And that, in a nutshell, explains how I came up with fictional event planning. Every gaming session was an event filled with multiple scenarios and opportunities. Maybe it was interacting with a serving maid in a bar to find out that the tavern’s latest shipment of ale was stolen or maybe it involved fighting a group of troll bandits that had stolen the aforementioned ale. And let’s not forget how much cuter the serving maid was after the ale was returned and a the first couple of rounds offered for free as payment for the adventurer’s services!

Fictional event planning is far more far reaching than gathering a group  of imaginative people to conduct fictional events in a made up setting. It’s used in all walks of life, from writing papers in college to telling jokes to preparing business cost analysis or life cycle management. Heck, we even use it when driving down the road and predicting what traffic around us might do and how we might react to it.

There’s another group of people to have learned to become pretty good at organizing fictional events: writers. The great thing about being a writer is that as long as something looks good on paper, you’re done! Real world implementation virtually never works out the way it appears it should on paper, but this is fiction. It works the way I want it to (or the way the characters tell me it’s going to).

I sat down last night to take a break from stressing over taxes and (hopefully) overcoming this miserable respiratory ailment I picked up last week. I started brainstorming about the third book in my Blades of Leander series now that book two, Victim of Fate, is in the hands of the editors and artists. While pondering book three I realized that I had more or less become a wedding planner. Although in my case wedding = epic fantasy story and planner = guy who writes down what my characters tell me to.

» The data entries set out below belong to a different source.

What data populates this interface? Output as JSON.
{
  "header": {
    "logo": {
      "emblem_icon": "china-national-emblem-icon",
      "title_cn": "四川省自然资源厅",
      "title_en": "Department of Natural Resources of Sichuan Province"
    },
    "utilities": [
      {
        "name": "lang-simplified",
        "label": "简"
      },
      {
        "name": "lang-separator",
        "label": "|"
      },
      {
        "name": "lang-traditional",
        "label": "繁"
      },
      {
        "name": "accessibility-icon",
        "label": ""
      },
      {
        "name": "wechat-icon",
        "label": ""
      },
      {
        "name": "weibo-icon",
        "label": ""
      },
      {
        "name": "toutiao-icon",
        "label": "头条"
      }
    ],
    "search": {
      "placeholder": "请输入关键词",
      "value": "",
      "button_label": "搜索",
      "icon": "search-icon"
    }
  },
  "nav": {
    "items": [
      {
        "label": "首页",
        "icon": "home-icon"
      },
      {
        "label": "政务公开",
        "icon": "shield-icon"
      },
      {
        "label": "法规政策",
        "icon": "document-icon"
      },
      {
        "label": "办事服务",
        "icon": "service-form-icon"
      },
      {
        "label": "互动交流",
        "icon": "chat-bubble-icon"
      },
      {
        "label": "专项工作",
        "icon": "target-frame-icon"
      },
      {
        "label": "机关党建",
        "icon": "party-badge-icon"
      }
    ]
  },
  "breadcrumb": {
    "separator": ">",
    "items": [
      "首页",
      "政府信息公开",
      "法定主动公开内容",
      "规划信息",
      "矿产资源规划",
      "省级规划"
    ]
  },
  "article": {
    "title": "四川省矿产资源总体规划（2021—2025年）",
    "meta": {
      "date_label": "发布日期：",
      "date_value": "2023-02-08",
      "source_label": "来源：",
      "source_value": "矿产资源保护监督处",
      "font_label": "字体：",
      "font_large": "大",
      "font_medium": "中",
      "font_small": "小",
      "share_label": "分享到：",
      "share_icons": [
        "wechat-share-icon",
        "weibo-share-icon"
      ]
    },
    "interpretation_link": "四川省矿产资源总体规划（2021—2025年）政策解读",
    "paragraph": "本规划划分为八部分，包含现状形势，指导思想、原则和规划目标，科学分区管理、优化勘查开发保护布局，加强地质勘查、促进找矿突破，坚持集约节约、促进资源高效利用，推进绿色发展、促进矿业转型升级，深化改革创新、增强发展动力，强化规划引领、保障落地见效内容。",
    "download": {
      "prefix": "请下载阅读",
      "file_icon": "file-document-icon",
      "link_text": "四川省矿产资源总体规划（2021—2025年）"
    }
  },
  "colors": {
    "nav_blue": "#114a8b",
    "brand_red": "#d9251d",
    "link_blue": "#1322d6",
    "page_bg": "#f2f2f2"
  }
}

I’ve made the connection in the past many times. Planning a story is very much like planning a gaming session. Sometimes the objective is out there and the trick is to create an environment and obstacles for the characters to experience and overcome to reach the obstacle. At other times I come up with a scenario and toss the characters into it so I can see what they come out with. I like to think of the latter method as the rock tumbler approach.

Oh, and about those other guys that spent significant time running the gaming sessions… one of them has a couple of books published (Food and Philosophy and Porn – Philosophy for Everyone: How to Think With Kink) and he’s a professor. Another one has done a few commercials and is working hard to achieve success as an actor by the name of James Knight. Great guys that I still consider good friends, bonds forged by gaming and other adolescent pursuits. It just goes to show that not every gamer dork is doomed to a life of living in their parent’s basement watching pirated cable and becoming addicted to World of Warcraft and Internet porn. And it let me do a little name dropping, which is always fun!

Disclaimer: Yes, I tried out World of Warcraft when it was released. I quit inside of two months, becoming disgusted with the game play and cartoonish look. There’s just no substitution, in my opinion, for pen and paper RPGs.

To learn more about Jason Halstead, visit his website to read about him, sign up for his newsletter, or check out some free samples of his books at http://www.booksbyjason.com.